For those who care, the $10,000 no-limit hold 'em championship (the Big One) is going on day 5 today.There are 185 players left, and it is probable that today will be the last day befre the final table.

Greg Raymer, the much maligned winner of last years tournament, is currently the chip leader with 1,064,000 chips and is playing well it seems. Some other notable include Phil Ivey in 7th, Howard Lederer in 31st, Mike Matusow in 39th, John Juanda in 59th, JC Tran in 93rd, Dutch Boyd in 165th, and Paul Darden in 179th.

Over at Tao of Poker he is running fantastic updates live. Check it out if you care.


I have a new place to post my anger and jubilation about the one and only Crew. GBfan has set up a new blog to discuss Wisconsin sports. I am hoping to post my thoughts after every game, especially ones I got to.

Should be fun, stop by and check it out.

(By the way, by blogrolling thing isn't working, hence the dearth of updated links to the left. Hopefully I will get this kinked out soon)

WHACK (McCain)

via Drudge

Who is this man, and when did he become a Republican?

Sen. John McCain [R-AZ] Strong Words On Surpeme Court Nomination At Dallas Fundraiser: 'During the campaign, President Bush said he will appoint judges who will strictly interpret the constitution...thinking anything else is either amnesia or ignorance...elections have consequences....whomever he nominates deserves an up or down vote and no filibuster....and an up or down vote is what we will have'...

Damn right John, better round up that motley crew of 14 and whip em into shape.

Monday, July 11, 2005

Laurie David is hyperventilating

If we do not sign the Kyoto Treaty we will be udner constant threat of "Non-stop flooding, killer heat waves, energy and food shortages." What's more "millions of people [will be] displaced from coastal cities..."

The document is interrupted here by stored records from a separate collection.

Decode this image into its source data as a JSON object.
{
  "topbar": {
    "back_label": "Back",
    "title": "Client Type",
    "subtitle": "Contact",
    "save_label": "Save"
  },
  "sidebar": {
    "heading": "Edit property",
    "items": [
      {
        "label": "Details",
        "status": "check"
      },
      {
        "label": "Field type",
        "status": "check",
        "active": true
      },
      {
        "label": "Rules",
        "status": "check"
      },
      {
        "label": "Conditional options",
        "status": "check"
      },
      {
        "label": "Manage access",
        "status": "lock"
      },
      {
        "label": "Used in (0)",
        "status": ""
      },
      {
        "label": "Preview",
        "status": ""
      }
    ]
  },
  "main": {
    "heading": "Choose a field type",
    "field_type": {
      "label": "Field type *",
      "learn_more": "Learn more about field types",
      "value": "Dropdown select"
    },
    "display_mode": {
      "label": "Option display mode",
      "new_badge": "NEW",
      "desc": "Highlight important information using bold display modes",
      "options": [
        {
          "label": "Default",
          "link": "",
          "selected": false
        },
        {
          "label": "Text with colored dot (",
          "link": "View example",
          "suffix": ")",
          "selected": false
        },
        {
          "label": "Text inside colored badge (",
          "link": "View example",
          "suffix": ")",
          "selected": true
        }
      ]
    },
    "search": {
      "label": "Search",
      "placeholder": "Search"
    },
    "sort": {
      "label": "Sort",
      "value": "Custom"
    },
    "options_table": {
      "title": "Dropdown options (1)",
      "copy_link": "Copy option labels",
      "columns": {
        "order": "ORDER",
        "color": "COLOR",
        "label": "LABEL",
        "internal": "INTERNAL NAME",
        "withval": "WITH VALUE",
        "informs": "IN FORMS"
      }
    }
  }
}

She goes on to make an extraordinary link.

Munich Re, the worlds largest reinsurer, recently said that the frequency of weather disasters has tripled since the 1960s and insured losses have risen ten-fold. WeÂ’re talking hundreds of billions of dollars -- soon to be trillions of dollars -- and thatÂ’s a bill that gets handed right back to the American people in the form of higher premiums. In other words, weÂ’re already paying the price for global warming.

Without any proof or attempt at forming a logical and provable link, Laurie David says conclusively that every weather disaster since 1960 is caused by global warming.

How did a guy like Larry David get mixed up with a nutter like this?